Round Three – The Spring Stakes (about 2400m, WFA)
The crowd at Randwick two weeks later was so large that racegoers had difficulty moving. It was reported that thousands of Beauford’s supporters “had journeyed from the coalfields of Newcastle”. Odds of 10/9 on was the starting price of the joint favourites. The two champions battled each other for the entire race with Beauford prevailing by a neck over Gloaming and the others a long way behind. The finish of the great race is immortalized in the famous painting by Martin Stainforth which is displayed at Randwick Racecourse today.
Round Four – The Craven Plate (about 2000m, WFA)
Although this 16 horse race was staged at a mid-week meeting 60,000 patrons squeezed into Randwick to witness the final contest to determine either a 3 to 1 decision in favour of Newcastle’s finest, or a 2 all draw. And a draw it was with Gloaming gradually wearing down Beauford and pulling away to win by 3 lengths. Both horses started at even money and the rest of the field was distanced.
After the four race series, Gloaming went on to win another 13 races, racing until he was nine.
However, the final clash with Gloaming seemed to exhaust Beauford’s exalted reserves of stamina and he had ten more starts for only one win, the Cameron Stakes at Newcastle. He died at 23 at a property on the mid-north coast, just north of Newcastle.
Clearly, Beauford was regarded as a champion racehorse that hailed from Newcastle and drew his popular mass support from Novocastrians. In the years just following the Great War, when towns like Newcastle were coming to grips with the losses of the lives of so many of its young men, it must have provided some diversion from the miseries of those times to marvel at the exploits of this wonderful thoroughbred hometown hero.

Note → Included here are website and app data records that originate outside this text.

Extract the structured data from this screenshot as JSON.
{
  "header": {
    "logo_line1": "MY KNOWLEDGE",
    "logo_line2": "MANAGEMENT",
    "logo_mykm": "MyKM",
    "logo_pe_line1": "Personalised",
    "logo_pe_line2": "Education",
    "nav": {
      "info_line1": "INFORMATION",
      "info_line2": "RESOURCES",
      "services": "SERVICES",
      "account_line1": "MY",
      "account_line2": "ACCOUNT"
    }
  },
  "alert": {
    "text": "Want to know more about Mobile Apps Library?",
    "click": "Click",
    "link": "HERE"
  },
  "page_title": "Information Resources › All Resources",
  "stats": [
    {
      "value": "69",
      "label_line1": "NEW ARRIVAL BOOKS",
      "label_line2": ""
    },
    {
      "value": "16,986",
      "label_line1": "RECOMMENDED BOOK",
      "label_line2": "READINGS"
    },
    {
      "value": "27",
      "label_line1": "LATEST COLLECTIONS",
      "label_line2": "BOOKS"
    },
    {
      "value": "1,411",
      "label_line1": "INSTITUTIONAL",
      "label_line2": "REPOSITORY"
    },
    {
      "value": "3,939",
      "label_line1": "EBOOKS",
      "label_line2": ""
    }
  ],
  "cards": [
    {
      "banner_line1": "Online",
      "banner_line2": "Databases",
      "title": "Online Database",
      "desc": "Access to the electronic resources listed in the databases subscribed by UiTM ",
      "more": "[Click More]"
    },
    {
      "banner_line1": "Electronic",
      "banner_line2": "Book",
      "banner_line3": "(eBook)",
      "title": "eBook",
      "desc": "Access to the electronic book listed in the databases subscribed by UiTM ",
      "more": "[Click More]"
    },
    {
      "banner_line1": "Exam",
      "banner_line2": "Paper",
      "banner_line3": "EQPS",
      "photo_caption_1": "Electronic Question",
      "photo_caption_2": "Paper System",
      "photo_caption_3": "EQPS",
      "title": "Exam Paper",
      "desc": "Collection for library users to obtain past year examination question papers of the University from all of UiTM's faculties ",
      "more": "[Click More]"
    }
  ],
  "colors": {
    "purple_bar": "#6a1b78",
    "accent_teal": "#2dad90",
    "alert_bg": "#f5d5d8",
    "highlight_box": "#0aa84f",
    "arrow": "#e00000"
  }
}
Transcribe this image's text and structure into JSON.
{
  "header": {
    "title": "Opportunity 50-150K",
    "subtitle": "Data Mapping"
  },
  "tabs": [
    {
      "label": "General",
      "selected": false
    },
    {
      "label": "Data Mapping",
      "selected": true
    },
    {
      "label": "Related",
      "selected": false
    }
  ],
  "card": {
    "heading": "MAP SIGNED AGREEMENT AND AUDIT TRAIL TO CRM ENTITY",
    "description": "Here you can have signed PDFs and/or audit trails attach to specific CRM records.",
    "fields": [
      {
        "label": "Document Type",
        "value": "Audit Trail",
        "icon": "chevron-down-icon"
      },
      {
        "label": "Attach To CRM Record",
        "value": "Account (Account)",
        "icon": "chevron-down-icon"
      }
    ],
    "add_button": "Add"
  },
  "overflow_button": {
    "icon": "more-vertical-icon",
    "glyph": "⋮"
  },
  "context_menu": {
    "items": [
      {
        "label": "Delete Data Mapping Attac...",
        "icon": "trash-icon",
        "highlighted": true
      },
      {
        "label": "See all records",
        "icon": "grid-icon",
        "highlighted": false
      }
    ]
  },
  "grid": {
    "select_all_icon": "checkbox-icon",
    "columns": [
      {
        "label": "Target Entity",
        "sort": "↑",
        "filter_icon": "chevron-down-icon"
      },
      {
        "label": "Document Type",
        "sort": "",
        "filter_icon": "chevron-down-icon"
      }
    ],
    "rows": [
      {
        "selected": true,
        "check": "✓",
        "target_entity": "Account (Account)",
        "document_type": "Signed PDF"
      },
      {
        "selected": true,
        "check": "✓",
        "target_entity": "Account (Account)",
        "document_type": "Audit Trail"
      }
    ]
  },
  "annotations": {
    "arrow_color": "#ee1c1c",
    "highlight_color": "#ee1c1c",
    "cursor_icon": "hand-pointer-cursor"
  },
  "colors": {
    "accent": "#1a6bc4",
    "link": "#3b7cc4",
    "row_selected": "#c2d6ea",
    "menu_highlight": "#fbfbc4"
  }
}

The Beauford Club of Newcastle, 35 years young, proudly honours in its name the name of this local equine immortal.